A Public Relations (PR) executive is accountable for handling all public relations activities for a company. The term ‘public relations’ refers to a planned communication process which is responsible for building relationships that are mutually beneficial between an organisation and their audience members.
PR executives assist a business or individual to develop a positive reputation with the public by using various unpaid or earned communication methods. These methods include:
- Traditional media,
- Social media, in addition to
- Personal engagements.
In addition, professionals in the PR space also assist clients with defending their reputation during a crisis that threatens their credibility. Public relations in a time of crisis management has the ability to make or break your company during this time. Your business is not protected against a varied range of unexpected threats. Anyone of these risks can ruthlessly damage your reputation. In addition, it can have a possibly devastating effect on revenue in addition to customer acquisition, loyalty and other vital business outcomes.
The skills of a PR executive
There are several skills that a PR executive needs to have for them to be successful. If you feel that you want to join the PR profession, it is very important that you have these skills:
- The capacity to be honest in everything you do
- Research skills
- The skill of building relationships
- Multi-tasking in a highly-pressure work environment
- Fastidious attention to detail
- Adaptability to change
- Strategic thinking skills
- Social media knowledge and street smarts
- The ability to write well
- Fantastic presentation skills
- The ability to look for overseas opportunities for your clients
What does a PR executive do daily?
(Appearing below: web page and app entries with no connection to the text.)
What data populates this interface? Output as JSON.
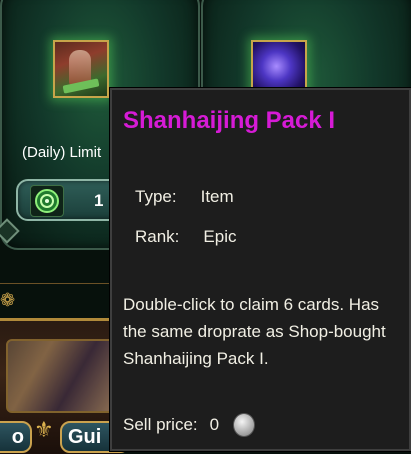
{
  "shop": {
    "items": [
      {
        "title": "(Daily) Limit",
        "count": "1"
      },
      {
        "title": ""
      }
    ]
  },
  "bottom": {
    "buttons": [
      {
        "label": "o"
      },
      {
        "label": "Gui"
      }
    ]
  },
  "tooltip": {
    "title": "Shanhaijing Pack I",
    "type_label": "Type:",
    "type_value": "Item",
    "rank_label": "Rank:",
    "rank_value": "Epic",
    "description": "Double-click to claim 6 cards. Has the same droprate as Shop-bought Shanhaijing Pack I.",
    "price_label": "Sell price:",
    "price_value": "0",
    "title_color": "#d61bd6",
    "currency_icon": "silver-coin-icon"
  }
}
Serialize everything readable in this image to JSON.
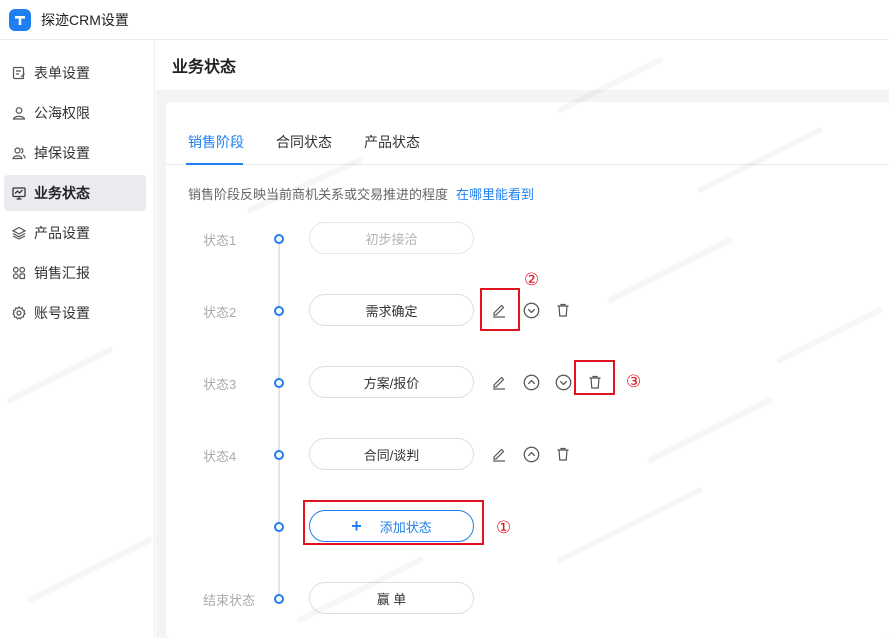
{
  "app": {
    "title": "探迹CRM设置",
    "accent_color": "#1f7ff0"
  },
  "sidebar": {
    "items": [
      {
        "label": "表单设置",
        "icon": "form-edit-icon"
      },
      {
        "label": "公海权限",
        "icon": "user-icon"
      },
      {
        "label": "掉保设置",
        "icon": "users-icon"
      },
      {
        "label": "业务状态",
        "icon": "monitor-icon",
        "active": true
      },
      {
        "label": "产品设置",
        "icon": "layers-icon"
      },
      {
        "label": "销售汇报",
        "icon": "grid-icon"
      },
      {
        "label": "账号设置",
        "icon": "gear-icon"
      }
    ]
  },
  "main": {
    "title": "业务状态",
    "tabs": [
      {
        "label": "销售阶段",
        "active": true
      },
      {
        "label": "合同状态"
      },
      {
        "label": "产品状态"
      }
    ],
    "description": "销售阶段反映当前商机关系或交易推进的程度",
    "help_link": "在哪里能看到",
    "stages": [
      {
        "label": "状态1",
        "name": "初步接洽",
        "disabled": true,
        "actions": []
      },
      {
        "label": "状态2",
        "name": "需求确定",
        "actions": [
          "edit",
          "move-down",
          "delete"
        ]
      },
      {
        "label": "状态3",
        "name": "方案/报价",
        "actions": [
          "edit",
          "move-up",
          "move-down",
          "delete"
        ]
      },
      {
        "label": "状态4",
        "name": "合同/谈判",
        "actions": [
          "edit",
          "move-up",
          "delete"
        ]
      }
    ],
    "add_button": {
      "plus": "+",
      "label": "添加状态"
    },
    "end_stage": {
      "label": "结束状态",
      "name": "赢 单"
    }
  },
  "annotations": [
    {
      "mark": "①",
      "color": "#e0141e"
    },
    {
      "mark": "②",
      "color": "#e0141e"
    },
    {
      "mark": "③",
      "color": "#e0141e"
    }
  ]
}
On a daily basis the PR executive will be doing the following:
- Managing, as well as
- Maintaining the public’s view of the person, business, product or service you are representing.
As a PR executive, you’ll work with individual clients. In addition, you’ll work with business executives in order to determine the exact publicity-related goals that you’d like to achieve.
You may provide information for public dissemination
A PR executive may also be responsible for creating media or consumer awareness. Your aim may even be to create positive publicity. Whatever the outcome, as a PR executive your task is to achieve it through wisely crafted written, verbal or visual communications which are designed for public consumption.
Public relations executives have a toolkit of a number of methods for getting across the precise messaging or images that they need to. In fact, one of their most significant jobs is selecting the most effective mode of communication to meet publicity goals. For example:
- Product launches,
- Digital marketing campaigns,
- Public information sessions, in addition to
- Other special events.
As a PR executive, you can also look for media coverage – and the publicity that results from it – through promotional tools such as press releases, press conferences, media alerts as well as press kits.
What does a PR environment look like?
There are about 16 different areas of professional interest for public relations executives. These are:
- Sports and entertainment,
- Travel, and
It is possible that you may work for a for-profit corporation, a non-profit charitable association, a government organisation or other various companies. You could be employed full time, on a contractual basis or you could work at a freelancer.
Public relations executives how are employed by government may be known as public affairs specialists. As such, they may focus on sending out political news, facts and figures to the public and media. However, if your work is freelance, or for a company that exclusively provides public relations services, you might work specifically as an account executive. In this capacity you’ll handle the publicity for multiple clients.
Just because there’s been a shift towards digital doesn’t mean that PR is dead. It’s just become a more exciting and dynamic field!
If you want to go more into this field, check out the Digital School of Marketing’s Digital Public Relations Course.